To paraphrase Mark Twain, reports of the Indo-US nuclear deal’s death appear to be greatly exaggerated. Were that the case, we would not have been witnessing the intense, and almost continuous round of negotiations that have been taking place between officials of the two countries for the past three months. Yet, it’s clear that trying to arrive at an acceptable 123 Agreement to operationalise the Indo-US nuclear deal is not an easy task, given the enormous emotion that has been invested on it by supporters and opponents of the deal, both in India and the United. States.
Speaking at the end of February about the negotiations, US Undersecretary of State Nicholas Burns promised that “as good diplomats, we will square the circle.” Squaring circles and doubling cubes are metaphors of impossibility. But, as Burns implied, a problem without solution in the world of mathematics or logic, may have a different outcome in the world of diplomacy.

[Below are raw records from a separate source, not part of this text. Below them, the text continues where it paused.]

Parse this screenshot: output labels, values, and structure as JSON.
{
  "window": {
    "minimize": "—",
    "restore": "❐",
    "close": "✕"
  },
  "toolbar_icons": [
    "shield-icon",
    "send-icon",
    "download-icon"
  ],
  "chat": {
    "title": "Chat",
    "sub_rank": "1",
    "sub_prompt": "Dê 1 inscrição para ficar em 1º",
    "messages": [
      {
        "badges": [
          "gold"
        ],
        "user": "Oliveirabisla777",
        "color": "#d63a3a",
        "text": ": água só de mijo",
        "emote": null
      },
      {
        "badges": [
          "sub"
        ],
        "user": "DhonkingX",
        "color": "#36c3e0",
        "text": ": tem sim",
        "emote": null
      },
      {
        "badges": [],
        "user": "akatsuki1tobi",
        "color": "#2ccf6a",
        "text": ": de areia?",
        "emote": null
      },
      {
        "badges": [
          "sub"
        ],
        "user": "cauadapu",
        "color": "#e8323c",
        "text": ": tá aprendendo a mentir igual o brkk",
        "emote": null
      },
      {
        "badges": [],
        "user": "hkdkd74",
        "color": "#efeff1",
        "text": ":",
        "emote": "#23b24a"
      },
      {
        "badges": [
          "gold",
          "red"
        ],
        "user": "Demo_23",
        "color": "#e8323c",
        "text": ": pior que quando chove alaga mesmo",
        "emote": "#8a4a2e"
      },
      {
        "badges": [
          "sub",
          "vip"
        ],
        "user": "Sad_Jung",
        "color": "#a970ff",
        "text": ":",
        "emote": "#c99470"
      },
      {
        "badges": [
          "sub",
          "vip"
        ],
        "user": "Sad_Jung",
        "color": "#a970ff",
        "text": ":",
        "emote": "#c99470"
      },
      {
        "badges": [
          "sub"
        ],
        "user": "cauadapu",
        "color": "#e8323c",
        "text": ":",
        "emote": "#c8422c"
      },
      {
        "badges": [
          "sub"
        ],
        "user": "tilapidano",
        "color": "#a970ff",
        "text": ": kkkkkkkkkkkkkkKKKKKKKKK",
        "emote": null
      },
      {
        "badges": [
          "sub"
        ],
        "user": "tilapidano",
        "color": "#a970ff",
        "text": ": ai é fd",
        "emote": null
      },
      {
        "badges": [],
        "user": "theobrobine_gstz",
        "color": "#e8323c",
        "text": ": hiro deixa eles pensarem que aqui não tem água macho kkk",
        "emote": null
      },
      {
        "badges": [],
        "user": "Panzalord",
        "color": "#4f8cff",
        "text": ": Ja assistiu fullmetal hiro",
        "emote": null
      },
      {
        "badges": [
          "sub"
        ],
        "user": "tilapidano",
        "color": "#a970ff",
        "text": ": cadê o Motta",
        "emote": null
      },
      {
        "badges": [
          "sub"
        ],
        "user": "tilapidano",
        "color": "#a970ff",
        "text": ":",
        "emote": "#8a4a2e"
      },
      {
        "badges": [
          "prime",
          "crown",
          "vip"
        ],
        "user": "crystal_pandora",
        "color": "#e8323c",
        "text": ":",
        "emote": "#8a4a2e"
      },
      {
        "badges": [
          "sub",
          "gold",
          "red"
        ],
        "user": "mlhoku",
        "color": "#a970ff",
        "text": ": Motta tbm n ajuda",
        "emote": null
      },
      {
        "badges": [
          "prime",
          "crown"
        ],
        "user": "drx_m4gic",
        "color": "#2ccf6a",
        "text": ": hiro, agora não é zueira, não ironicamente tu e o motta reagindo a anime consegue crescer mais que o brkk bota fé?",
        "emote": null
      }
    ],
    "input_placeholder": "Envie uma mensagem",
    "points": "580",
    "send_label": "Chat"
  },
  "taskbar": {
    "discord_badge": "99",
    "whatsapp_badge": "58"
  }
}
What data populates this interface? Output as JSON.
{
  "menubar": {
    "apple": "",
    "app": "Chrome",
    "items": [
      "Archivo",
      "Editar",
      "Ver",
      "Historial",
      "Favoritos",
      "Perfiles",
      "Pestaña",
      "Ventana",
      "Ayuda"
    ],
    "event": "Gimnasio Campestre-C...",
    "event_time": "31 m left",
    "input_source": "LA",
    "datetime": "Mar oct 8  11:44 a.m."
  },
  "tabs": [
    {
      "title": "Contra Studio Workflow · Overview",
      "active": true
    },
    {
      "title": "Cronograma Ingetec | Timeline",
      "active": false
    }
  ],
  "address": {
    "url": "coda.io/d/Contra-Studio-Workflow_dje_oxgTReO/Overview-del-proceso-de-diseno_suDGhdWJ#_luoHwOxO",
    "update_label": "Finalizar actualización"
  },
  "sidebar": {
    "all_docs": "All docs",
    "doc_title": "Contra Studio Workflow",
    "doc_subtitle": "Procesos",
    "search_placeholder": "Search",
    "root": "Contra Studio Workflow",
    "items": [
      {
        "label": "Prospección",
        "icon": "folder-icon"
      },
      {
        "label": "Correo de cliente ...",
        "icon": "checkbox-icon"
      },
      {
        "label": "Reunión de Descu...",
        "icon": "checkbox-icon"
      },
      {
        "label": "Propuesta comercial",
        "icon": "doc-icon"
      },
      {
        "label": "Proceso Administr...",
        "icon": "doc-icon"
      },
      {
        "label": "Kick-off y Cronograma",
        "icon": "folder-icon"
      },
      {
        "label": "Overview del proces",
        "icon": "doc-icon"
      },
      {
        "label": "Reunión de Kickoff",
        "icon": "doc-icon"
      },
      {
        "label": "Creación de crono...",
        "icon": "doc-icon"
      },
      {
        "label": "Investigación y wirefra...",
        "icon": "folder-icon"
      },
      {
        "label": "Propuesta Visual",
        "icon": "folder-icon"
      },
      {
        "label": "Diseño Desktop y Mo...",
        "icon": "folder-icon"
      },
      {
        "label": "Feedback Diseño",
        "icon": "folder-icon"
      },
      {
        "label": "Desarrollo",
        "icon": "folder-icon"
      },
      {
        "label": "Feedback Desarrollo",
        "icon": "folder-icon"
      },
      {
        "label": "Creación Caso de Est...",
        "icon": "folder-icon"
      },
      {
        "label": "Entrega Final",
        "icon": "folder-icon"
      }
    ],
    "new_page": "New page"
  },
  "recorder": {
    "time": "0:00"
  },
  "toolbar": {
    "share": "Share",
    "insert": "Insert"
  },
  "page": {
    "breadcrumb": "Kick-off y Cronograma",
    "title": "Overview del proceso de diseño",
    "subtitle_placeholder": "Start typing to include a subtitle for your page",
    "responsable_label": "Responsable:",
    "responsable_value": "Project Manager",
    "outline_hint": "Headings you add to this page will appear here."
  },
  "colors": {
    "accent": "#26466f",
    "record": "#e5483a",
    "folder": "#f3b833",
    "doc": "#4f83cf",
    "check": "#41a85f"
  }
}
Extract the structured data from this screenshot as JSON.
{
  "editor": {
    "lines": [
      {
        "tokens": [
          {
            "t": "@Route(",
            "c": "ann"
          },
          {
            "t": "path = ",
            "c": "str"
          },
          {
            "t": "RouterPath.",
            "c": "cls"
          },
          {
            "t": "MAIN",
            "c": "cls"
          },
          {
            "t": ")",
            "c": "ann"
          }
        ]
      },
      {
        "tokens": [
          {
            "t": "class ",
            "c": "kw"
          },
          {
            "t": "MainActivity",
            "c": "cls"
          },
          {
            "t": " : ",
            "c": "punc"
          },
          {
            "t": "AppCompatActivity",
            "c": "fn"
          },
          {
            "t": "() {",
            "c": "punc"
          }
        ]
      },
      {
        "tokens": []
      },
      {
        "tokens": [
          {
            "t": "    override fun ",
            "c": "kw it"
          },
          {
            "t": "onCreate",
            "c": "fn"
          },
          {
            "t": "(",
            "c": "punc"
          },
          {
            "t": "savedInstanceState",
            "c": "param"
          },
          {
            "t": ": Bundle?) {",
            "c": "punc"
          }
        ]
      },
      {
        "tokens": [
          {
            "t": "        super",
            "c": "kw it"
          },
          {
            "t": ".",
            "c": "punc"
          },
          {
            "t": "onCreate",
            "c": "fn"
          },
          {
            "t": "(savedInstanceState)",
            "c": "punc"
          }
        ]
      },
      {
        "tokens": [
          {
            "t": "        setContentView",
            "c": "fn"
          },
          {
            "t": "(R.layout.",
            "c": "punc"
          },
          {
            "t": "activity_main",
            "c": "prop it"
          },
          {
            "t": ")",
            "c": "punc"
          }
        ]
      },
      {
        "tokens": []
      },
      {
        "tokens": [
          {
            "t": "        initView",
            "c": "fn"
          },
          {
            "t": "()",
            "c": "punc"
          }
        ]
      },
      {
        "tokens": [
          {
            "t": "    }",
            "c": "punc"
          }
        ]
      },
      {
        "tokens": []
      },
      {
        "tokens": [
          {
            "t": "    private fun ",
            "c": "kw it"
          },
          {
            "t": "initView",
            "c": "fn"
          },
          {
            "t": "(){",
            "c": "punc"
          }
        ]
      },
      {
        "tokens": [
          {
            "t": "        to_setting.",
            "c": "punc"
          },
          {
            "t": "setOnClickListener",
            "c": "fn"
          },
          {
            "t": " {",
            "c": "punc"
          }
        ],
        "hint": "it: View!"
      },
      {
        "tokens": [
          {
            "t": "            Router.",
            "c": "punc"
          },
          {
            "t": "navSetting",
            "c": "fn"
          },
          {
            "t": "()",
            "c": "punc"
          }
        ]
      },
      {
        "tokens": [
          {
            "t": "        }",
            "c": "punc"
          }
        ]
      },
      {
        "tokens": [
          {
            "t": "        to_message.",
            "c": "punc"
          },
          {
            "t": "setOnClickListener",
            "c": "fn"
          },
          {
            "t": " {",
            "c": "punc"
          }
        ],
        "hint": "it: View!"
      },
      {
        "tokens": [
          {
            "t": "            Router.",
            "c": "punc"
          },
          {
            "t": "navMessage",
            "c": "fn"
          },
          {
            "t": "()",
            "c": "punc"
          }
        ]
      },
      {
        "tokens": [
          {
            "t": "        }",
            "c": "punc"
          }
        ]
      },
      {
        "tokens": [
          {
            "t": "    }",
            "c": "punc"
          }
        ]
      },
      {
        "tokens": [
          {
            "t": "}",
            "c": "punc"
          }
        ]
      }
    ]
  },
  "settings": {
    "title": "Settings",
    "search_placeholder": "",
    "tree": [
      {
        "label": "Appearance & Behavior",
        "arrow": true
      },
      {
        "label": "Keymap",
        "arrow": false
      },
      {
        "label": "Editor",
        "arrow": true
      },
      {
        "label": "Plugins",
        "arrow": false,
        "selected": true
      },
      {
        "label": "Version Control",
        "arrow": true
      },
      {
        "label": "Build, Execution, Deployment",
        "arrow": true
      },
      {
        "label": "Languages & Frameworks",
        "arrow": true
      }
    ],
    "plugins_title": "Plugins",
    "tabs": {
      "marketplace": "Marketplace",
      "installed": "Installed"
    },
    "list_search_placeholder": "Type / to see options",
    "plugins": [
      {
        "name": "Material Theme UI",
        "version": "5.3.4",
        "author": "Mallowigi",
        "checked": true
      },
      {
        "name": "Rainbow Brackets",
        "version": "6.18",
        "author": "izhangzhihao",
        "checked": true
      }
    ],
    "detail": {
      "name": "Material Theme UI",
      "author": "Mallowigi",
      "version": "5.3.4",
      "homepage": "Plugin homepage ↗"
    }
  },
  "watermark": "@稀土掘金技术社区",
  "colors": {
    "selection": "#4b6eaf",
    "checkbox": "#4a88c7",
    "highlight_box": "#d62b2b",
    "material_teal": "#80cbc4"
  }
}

Certainly, Burns and his Indian counterparts need all the ingenuity they can muster to provide legal language for an essentially political agreement, that too in a field where US domestic law has over the years created a minefield of laws and restrictions. The big one here is not fuel supply assurances or the right to reprocess spent fuel—it is that of detonating a nuclear device again. The Hyde Act has provided a waiver to India on the issue of past nuclear tests, but the US is not willing to give an advance waiver for any future test that India may carry out. Whether or not India wants to test nuclear weapons again is our sovereign decision, but by that measure we cannot expect the US to forgo their sovereign right to react the way they choose. New Delhi’s approach seems to be to try and account for every possible contingency in the 123 Agreement, something that may not be either feasible or desirable. The way out is to accept the waivers available, and leave for the future, what truly belongs to the future.